- Requirement -
Would you please retype the records that follow, word for word?

++++ Material for this task

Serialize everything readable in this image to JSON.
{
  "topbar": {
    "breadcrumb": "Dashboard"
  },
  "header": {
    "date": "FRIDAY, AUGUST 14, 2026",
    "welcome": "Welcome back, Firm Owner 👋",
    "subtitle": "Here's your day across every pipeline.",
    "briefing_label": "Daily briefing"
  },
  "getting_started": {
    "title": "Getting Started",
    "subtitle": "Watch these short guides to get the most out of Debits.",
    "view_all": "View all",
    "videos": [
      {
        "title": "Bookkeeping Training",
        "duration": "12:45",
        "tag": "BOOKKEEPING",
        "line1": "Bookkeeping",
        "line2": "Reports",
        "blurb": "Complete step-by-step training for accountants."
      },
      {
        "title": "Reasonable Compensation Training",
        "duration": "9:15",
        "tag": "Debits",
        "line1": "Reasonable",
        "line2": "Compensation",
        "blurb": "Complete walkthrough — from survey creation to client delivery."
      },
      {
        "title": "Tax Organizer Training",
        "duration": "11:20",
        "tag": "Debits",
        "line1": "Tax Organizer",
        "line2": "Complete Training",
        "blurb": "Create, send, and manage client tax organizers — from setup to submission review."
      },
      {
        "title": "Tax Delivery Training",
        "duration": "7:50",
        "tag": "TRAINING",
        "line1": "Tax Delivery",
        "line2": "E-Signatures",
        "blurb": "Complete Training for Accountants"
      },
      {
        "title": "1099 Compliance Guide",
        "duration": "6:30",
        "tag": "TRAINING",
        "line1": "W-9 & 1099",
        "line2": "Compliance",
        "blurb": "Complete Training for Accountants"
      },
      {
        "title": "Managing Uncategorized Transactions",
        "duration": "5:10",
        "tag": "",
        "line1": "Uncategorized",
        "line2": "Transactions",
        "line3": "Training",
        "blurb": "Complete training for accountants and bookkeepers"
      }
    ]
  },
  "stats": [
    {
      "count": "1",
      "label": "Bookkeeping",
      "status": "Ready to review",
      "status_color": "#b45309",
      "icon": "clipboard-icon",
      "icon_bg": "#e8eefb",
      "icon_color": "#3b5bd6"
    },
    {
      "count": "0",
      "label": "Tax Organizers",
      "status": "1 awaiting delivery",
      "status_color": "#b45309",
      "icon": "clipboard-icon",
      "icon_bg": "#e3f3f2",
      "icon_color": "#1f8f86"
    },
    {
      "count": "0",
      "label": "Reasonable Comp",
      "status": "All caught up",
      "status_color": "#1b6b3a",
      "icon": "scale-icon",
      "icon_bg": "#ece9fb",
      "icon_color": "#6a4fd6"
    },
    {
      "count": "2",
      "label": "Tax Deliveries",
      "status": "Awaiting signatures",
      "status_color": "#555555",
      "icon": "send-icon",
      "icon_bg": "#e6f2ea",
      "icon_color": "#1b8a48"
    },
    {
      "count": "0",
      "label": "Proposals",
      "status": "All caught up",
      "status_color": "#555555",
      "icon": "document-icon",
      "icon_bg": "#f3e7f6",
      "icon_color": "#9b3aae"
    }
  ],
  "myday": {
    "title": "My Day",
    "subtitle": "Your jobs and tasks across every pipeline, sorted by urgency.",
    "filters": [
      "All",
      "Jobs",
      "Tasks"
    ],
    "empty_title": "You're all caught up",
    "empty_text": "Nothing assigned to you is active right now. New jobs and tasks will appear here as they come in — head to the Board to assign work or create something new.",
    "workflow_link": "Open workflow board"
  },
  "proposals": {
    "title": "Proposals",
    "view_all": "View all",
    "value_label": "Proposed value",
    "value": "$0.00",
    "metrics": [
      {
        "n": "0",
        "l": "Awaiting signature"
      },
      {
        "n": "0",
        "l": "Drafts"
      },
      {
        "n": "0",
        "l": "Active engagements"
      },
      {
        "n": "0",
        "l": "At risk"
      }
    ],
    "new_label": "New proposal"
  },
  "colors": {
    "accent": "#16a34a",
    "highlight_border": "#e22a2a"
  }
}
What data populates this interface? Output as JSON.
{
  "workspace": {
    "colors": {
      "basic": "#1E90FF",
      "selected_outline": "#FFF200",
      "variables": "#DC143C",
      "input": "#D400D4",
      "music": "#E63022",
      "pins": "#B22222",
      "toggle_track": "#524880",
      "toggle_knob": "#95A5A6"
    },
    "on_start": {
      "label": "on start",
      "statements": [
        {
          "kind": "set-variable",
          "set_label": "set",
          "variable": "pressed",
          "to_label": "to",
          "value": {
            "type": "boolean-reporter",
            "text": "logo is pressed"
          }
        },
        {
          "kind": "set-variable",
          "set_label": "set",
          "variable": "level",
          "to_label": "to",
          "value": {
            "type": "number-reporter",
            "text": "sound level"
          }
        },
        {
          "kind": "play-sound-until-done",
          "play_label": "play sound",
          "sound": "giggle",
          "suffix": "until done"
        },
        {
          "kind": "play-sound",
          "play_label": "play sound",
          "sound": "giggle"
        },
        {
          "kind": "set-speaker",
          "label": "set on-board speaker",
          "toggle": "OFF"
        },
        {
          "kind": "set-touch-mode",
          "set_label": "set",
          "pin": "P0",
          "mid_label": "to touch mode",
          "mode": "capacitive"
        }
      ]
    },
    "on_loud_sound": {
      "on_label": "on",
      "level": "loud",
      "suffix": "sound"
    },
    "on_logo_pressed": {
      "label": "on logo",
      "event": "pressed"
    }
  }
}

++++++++

- Completed task -
Serialize everything readable in this image to JSON.
{
  "topbar": {
    "breadcrumb": "Dashboard"
  },
  "header": {
    "date": "FRIDAY, AUGUST 14, 2026",
    "welcome": "Welcome back, Firm Owner 👋",
    "subtitle": "Here's your day across every pipeline.",
    "briefing_label": "Daily briefing"
  },
  "getting_started": {
    "title": "Getting Started",
    "subtitle": "Watch these short guides to get the most out of Debits.",
    "view_all": "View all",
    "videos": [
      {
        "title": "Bookkeeping Training",
        "duration": "12:45",
        "tag": "BOOKKEEPING",
        "line1": "Bookkeeping",
        "line2": "Reports",
        "blurb": "Complete step-by-step training for accountants."
      },
      {
        "title": "Reasonable Compensation Training",
        "duration": "9:15",
        "tag": "Debits",
        "line1": "Reasonable",
        "line2": "Compensation",
        "blurb": "Complete walkthrough — from survey creation to client delivery."
      },
      {
        "title": "Tax Organizer Training",
        "duration": "11:20",
        "tag": "Debits",
        "line1": "Tax Organizer",
        "line2": "Complete Training",
        "blurb": "Create, send, and manage client tax organizers — from setup to submission review."
      },
      {
        "title": "Tax Delivery Training",
        "duration": "7:50",
        "tag": "TRAINING",
        "line1": "Tax Delivery",
        "line2": "E-Signatures",
        "blurb": "Complete Training for Accountants"
      },
      {
        "title": "1099 Compliance Guide",
        "duration": "6:30",
        "tag": "TRAINING",
        "line1": "W-9 & 1099",
        "line2": "Compliance",
        "blurb": "Complete Training for Accountants"
      },
      {
        "title": "Managing Uncategorized Transactions",
        "duration": "5:10",
        "tag": "",
        "line1": "Uncategorized",
        "line2": "Transactions",
        "line3": "Training",
        "blurb": "Complete training for accountants and bookkeepers"
      }
    ]
  },
  "stats": [
    {
      "count": "1",
      "label": "Bookkeeping",
      "status": "Ready to review",
      "status_color": "#b45309",
      "icon": "clipboard-icon",
      "icon_bg": "#e8eefb",
      "icon_color": "#3b5bd6"
    },
    {
      "count": "0",
      "label": "Tax Organizers",
      "status": "1 awaiting delivery",
      "status_color": "#b45309",
      "icon": "clipboard-icon",
      "icon_bg": "#e3f3f2",
      "icon_color": "#1f8f86"
    },
    {
      "count": "0",
      "label": "Reasonable Comp",
      "status": "All caught up",
      "status_color": "#1b6b3a",
      "icon": "scale-icon",
      "icon_bg": "#ece9fb",
      "icon_color": "#6a4fd6"
    },
    {
      "count": "2",
      "label": "Tax Deliveries",
      "status": "Awaiting signatures",
      "status_color": "#555555",
      "icon": "send-icon",
      "icon_bg": "#e6f2ea",
      "icon_color": "#1b8a48"
    },
    {
      "count": "0",
      "label": "Proposals",
      "status": "All caught up",
      "status_color": "#555555",
      "icon": "document-icon",
      "icon_bg": "#f3e7f6",
      "icon_color": "#9b3aae"
    }
  ],
  "myday": {
    "title": "My Day",
    "subtitle": "Your jobs and tasks across every pipeline, sorted by urgency.",
    "filters": [
      "All",
      "Jobs",
      "Tasks"
    ],
    "empty_title": "You're all caught up",
    "empty_text": "Nothing assigned to you is active right now. New jobs and tasks will appear here as they come in — head to the Board to assign work or create something new.",
    "workflow_link": "Open workflow board"
  },
  "proposals": {
    "title": "Proposals",
    "view_all": "View all",
    "value_label": "Proposed value",
    "value": "$0.00",
    "metrics": [
      {
        "n": "0",
        "l": "Awaiting signature"
      },
      {
        "n": "0",
        "l": "Drafts"
      },
      {
        "n": "0",
        "l": "Active engagements"
      },
      {
        "n": "0",
        "l": "At risk"
      }
    ],
    "new_label": "New proposal"
  },
  "colors": {
    "accent": "#16a34a",
    "highlight_border": "#e22a2a"
  }
}
What data populates this interface? Output as JSON.
{
  "workspace": {
    "colors": {
      "basic": "#1E90FF",
      "selected_outline": "#FFF200",
      "variables": "#DC143C",
      "input": "#D400D4",
      "music": "#E63022",
      "pins": "#B22222",
      "toggle_track": "#524880",
      "toggle_knob": "#95A5A6"
    },
    "on_start": {
      "label": "on start",
      "statements": [
        {
          "kind": "set-variable",
          "set_label": "set",
          "variable": "pressed",
          "to_label": "to",
          "value": {
            "type": "boolean-reporter",
            "text": "logo is pressed"
          }
        },
        {
          "kind": "set-variable",
          "set_label": "set",
          "variable": "level",
          "to_label": "to",
          "value": {
            "type": "number-reporter",
            "text": "sound level"
          }
        },
        {
          "kind": "play-sound-until-done",
          "play_label": "play sound",
          "sound": "giggle",
          "suffix": "until done"
        },
        {
          "kind": "play-sound",
          "play_label": "play sound",
          "sound": "giggle"
        },
        {
          "kind": "set-speaker",
          "label": "set on-board speaker",
          "toggle": "OFF"
        },
        {
          "kind": "set-touch-mode",
          "set_label": "set",
          "pin": "P0",
          "mid_label": "to touch mode",
          "mode": "capacitive"
        }
      ]
    },
    "on_loud_sound": {
      "on_label": "on",
      "level": "loud",
      "suffix": "sound"
    },
    "on_logo_pressed": {
      "label": "on logo",
      "event": "pressed"
    }
  }
}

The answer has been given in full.